Look down and the landscape is a little different to the regular P or J terrain. The bridge, a massive two-piece unit, takes up most of your view, and you’ll see a master volume on the lower bout and a three-position pickup switch on the upper one. F-holes are there too, although they don’t get in the way as such, and there’s some fancy chrome detailing on the G-Arrow pots and the bridge. It’s all very vintage, but with modern attention to detail, you’ll be relieved to hear, with no sharp fret ends, screws falling out, cheap pickup housings or whatever to worry about.

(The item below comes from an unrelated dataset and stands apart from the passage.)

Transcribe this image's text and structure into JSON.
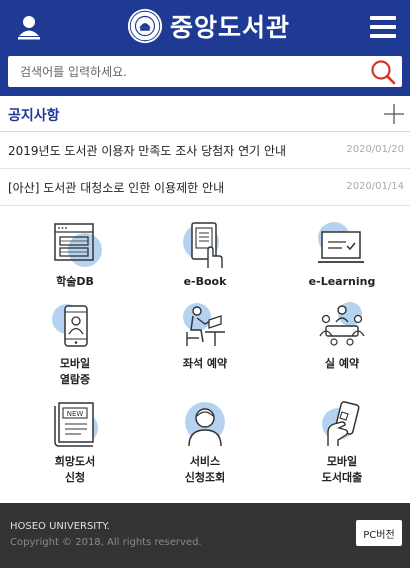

Still, having played with quite a few ‘overly refreshed’ musicians over the years, I sometimes worry that hollow-bodied basses such as this one might not withstand the rigors of the dressing-room and tour bus quite as well as their solid-bodied equivalents would. Just a thought.

Gretsch G5442BDC Electromatic

(Image credit: Gretsch )

Sounds and Playability

Breathy, throaty, muffled – all the usual adjectives apply when you play this bass unplugged. Those F-holes don’t let much volume out, but there’s enough so that you can hear yourself if you just want to tune up or figure out a bass part. 

The fun really starts when you plug in, because the tone range is rather wider than most of us would assume. We’re given three pickup settings – one, the other or both – as well as a master tone and separate volumes per pickup. You’ll no doubt find what you need in there somewhere, from a punchy, modern sound with a bit of edge to a treble-free thud, although true tone extremes aren’t to be found here for obvious reasons.

Hot tip: grab a pick for a clicky Motown tone, although be warned – if you drop said pick inside an F-hole, it’s never coming out again. 

The playability is adequate rather than astounding, but then a high-speed platform for your playing was never what this  bass was intended to be. Instead, it plays solidly, reliably, and comfortably. The frets aren’t even marked above 17, giving you a clear indication of what its designers intended.

Conclusion

This is a large bass with lots of details, so if you’re looking for an effortless instrument that will be simple to operate while you do something else, like singing for example, you might want to look further afield. If you’re after this particular aesthetic, though, you won’t find it delivered this vividly anywhere else. This bass is a lot of fun, rocker. 

Specs

  • PRICE: $999.99 street
  • MADE IN: Korea
  • BODY: Maple
  • NECK: Maple, 30.25” scale
  • NECK JOINT: Bolt-on
  • FRETBOARD: Rosewood
  • FRETS: 22
  • PICKUPS: 2 x Black Top FilterTron humbuckers
  • CONTROLS: 2 x pickup volumes, tone, pickup switch, master volume Hardware | Die-cast tuners, Adjusto-Matic bridge, G-cutout tailpiece
  • WEIGHT: 6 lbs
  • LEFT-HANDED OPTION AVAILABLE: No 
  • CASE/GIG-BAG INCLUDED: Yes, at extra cost
  • CONTACT: Gretsch